The ECWA-NOR project aim to ensure the quality of our water bodys through analysis and tracking of the E.coli bacteria and eDNA.


The naturally oligotrophic rivers in northern Sweden are generally characterized by a low pollution level and the water quality may still meet national standards for drinking water without further treatment. The occurrence of such clean surface waters is a rather unique feature within Europe as well as worldwide.

Factors like increasing summer tourism (hiking and biking) and new housing estates in the mountain regions increases the pressure on water quality in rivers and streams. The water in the rivers risk being contaminated by mainly fecal pollution from various sources, such as permanent households, holiday cabins and tourism.

In this project, we will investigate the possibilities to use E. coli in combination with eDNA as an indicator of water quality in oligotrophic rivers in northern Sweden. The study area will be the catchment area of upper parts of river Indalsälven, including the source area in the mountain region with the Norwegian border as delimiter to the west. This project aim to find connections between E-coli and environmental DNA (eDNA) to track the origin of the pollution in the water.  


The overall objective of this project is to investigate how E. coli can be used as an indicator for fecal pollution in an oligotrophic river in northern Sweden. Furthermore, the project aims to assess different methods to identify the source and strain of E. coli in the water by combining traditional and new innovative research methods. The project will generate knowledge that can be used in future efforts to predict and control pollution of river freshwater. Specific aims with the project are to:

  1. Develop a scheme for relevant water sampling procedure and sampling points in the catchment area as well as in upstream locations in order to achieve representative data on E. coli prevalence.
  2. Combine analyses of E. coli with environmental DNA (eDNA) on water samples in order to track the fecal contamination to a specific origin. eDNA will most likely be a useful tool in discovering E. coli strains directly from the samples without the need of cultivating the bacteria, which may detect strains that are difficult to detect.
  3. In laboratory experiments, investigate the dependence of E.coli inactivation rate on physicochemical properties of the river water such as temperature, irradiance, pH, turbidity, organic matter and nutrients.
  4. Perform multivariate statistical analyses in order to achieve better understanding of multi-factorial impact on E.coli decay rate as well as results from eDNA analysis.
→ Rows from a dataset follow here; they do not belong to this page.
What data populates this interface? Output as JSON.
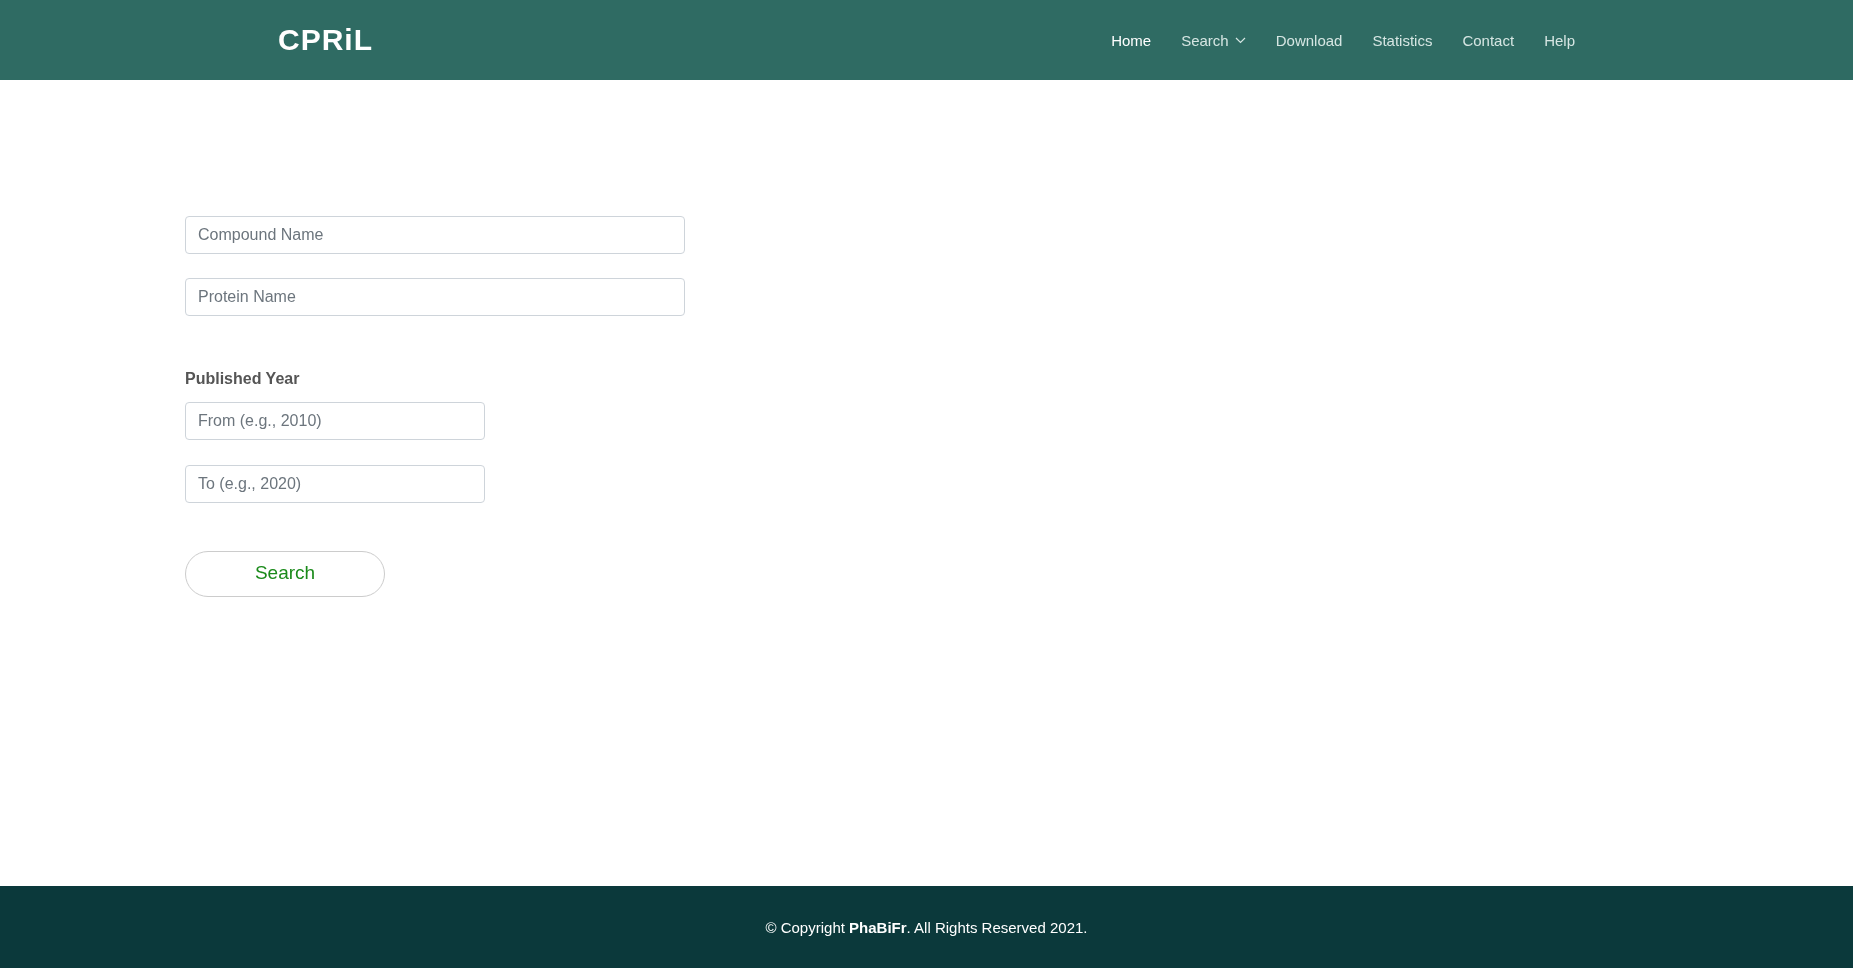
{
  "header": {
    "logo": "CPRiL",
    "nav": [
      {
        "label": "Home",
        "selected": true,
        "kind": "link"
      },
      {
        "label": "Search",
        "selected": false,
        "kind": "dropdown"
      },
      {
        "label": "Download",
        "selected": false,
        "kind": "link"
      },
      {
        "label": "Statistics",
        "selected": false,
        "kind": "link"
      },
      {
        "label": "Contact",
        "selected": false,
        "kind": "link"
      },
      {
        "label": "Help",
        "selected": false,
        "kind": "link"
      }
    ]
  },
  "form": {
    "compound": {
      "placeholder": "Compound Name"
    },
    "protein": {
      "placeholder": "Protein Name"
    },
    "year_label": "Published Year",
    "from": {
      "placeholder": "From (e.g., 2010)"
    },
    "to": {
      "placeholder": "To (e.g., 2020)"
    },
    "button": "Search"
  },
  "footer": {
    "text": "© Copyright **PhaBiFr**. All Rights Reserved 2021."
  }
}
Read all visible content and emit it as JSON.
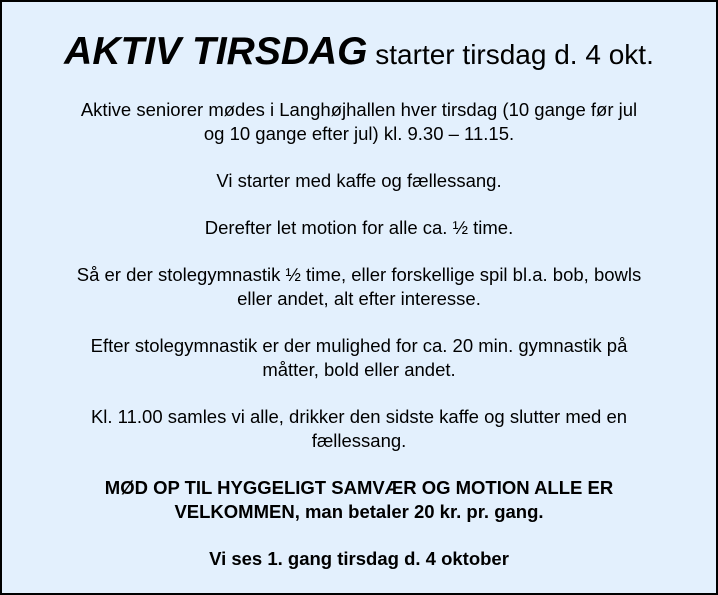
{
  "title": {
    "main": "AKTIV TIRSDAG",
    "sub": " starter tirsdag d. 4 okt."
  },
  "paragraphs": [
    {
      "lines": [
        "Aktive seniorer mødes i Langhøjhallen hver tirsdag (10 gange før jul",
        "og 10 gange efter jul)  kl. 9.30 – 11.15."
      ]
    },
    {
      "lines": [
        "Vi starter med kaffe og fællessang."
      ]
    },
    {
      "lines": [
        "Derefter let motion for alle ca. ½ time."
      ]
    },
    {
      "lines": [
        "Så er der stolegymnastik ½ time, eller forskellige spil bl.a. bob, bowls",
        "eller andet, alt efter interesse."
      ]
    },
    {
      "lines": [
        "Efter stolegymnastik er der mulighed for ca. 20 min. gymnastik på",
        "måtter, bold eller andet."
      ]
    },
    {
      "lines": [
        "Kl. 11.00 samles vi alle, drikker den sidste kaffe og slutter med en",
        "fællessang."
      ]
    },
    {
      "lines": [
        "MØD OP TIL HYGGELIGT SAMVÆR OG MOTION ALLE ER",
        "VELKOMMEN, man betaler 20 kr. pr. gang."
      ]
    },
    {
      "lines": [
        "Vi ses 1. gang tirsdag d. 4 oktober"
      ]
    }
  ]
}
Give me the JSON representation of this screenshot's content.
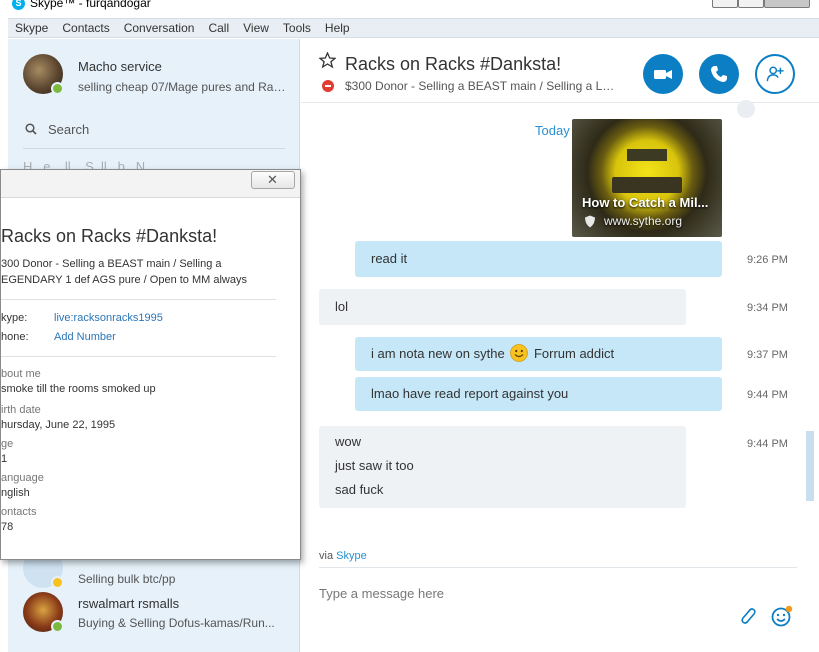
{
  "window": {
    "title": "Skype™ - furqandogar"
  },
  "menu": [
    "Skype",
    "Contacts",
    "Conversation",
    "Call",
    "View",
    "Tools",
    "Help"
  ],
  "profile": {
    "name": "Macho service",
    "mood": "selling cheap 07/Mage pures and Ran..."
  },
  "search": {
    "label": "Search"
  },
  "recent_ghost": "H...e ...ll... S..ll.. b.. N...",
  "contacts": [
    {
      "name": "",
      "mood": "Selling bulk btc/pp",
      "status": "away"
    },
    {
      "name": "rswalmart rsmalls",
      "mood": "Buying & Selling Dofus-kamas/Run...",
      "status": "online"
    }
  ],
  "chat": {
    "title": "Racks on Racks #Danksta!",
    "mood": "$300 Donor - Selling a BEAST main / Selling a LE...",
    "day": "Today",
    "link_preview": {
      "title": "How to Catch a Mil...",
      "domain": "www.sythe.org"
    },
    "messages": [
      {
        "dir": "out",
        "lines": [
          "read it"
        ],
        "time": "9:26 PM"
      },
      {
        "dir": "in",
        "lines": [
          "lol"
        ],
        "time": "9:34 PM"
      },
      {
        "dir": "out",
        "lines": [
          "i am nota new on sythe",
          "Forrum addict"
        ],
        "time": "9:37 PM"
      },
      {
        "dir": "out",
        "lines": [
          "lmao have read report against you"
        ],
        "time": "9:44 PM"
      },
      {
        "dir": "in",
        "lines": [
          "wow",
          "just saw it too",
          "sad fuck"
        ],
        "time": "9:44 PM"
      }
    ],
    "via_prefix": "via",
    "via_link": "Skype",
    "compose_placeholder": "Type a message here"
  },
  "popup": {
    "name": "Racks on Racks #Danksta!",
    "mood_line1": "300 Donor - Selling a BEAST main / Selling a",
    "mood_line2": "EGENDARY 1 def AGS pure /  Open to MM always",
    "skype_label": "kype:",
    "skype_value": "live:racksonracks1995",
    "phone_label": "hone:",
    "phone_value": "Add Number",
    "about_label": "bout me",
    "about_value": "smoke till the rooms smoked up",
    "birth_label": "irth date",
    "birth_value": "hursday, June 22, 1995",
    "age_label": "ge",
    "age_value": "1",
    "language_label": "anguage",
    "language_value": "nglish",
    "contacts_label": "ontacts",
    "contacts_value": "78"
  },
  "colors": {
    "accent": "#0b7ec4",
    "link": "#2a8fd0",
    "out_bubble": "#c6e7f8",
    "in_bubble": "#eff2f5",
    "sidebar": "#e6f1fa"
  }
}
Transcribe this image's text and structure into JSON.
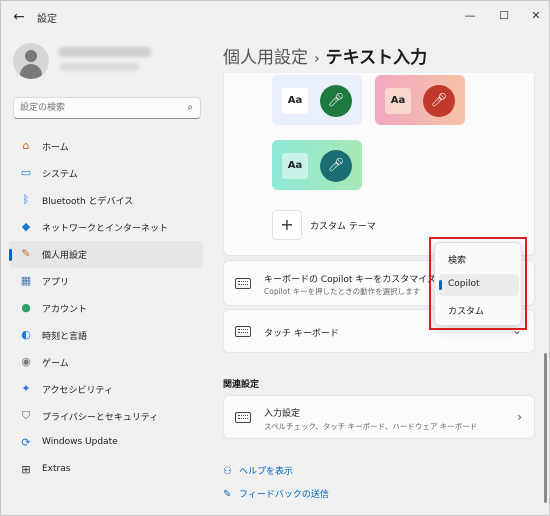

Develop GIS models which are highly predictive for potential bacterial outbreaks in the target areas.

The project group

Back row:
Monica Odlare, Robert Lundqvist, Anders Jonsson, Jon Hildahl, Jessica Sjöstedt, Anna Svedberg

Front row:
Michaela Hellström, Gibson Mhandu, Emmma Dufbäck, Johan Näslund.

Absent in the picture: Jonas Kråik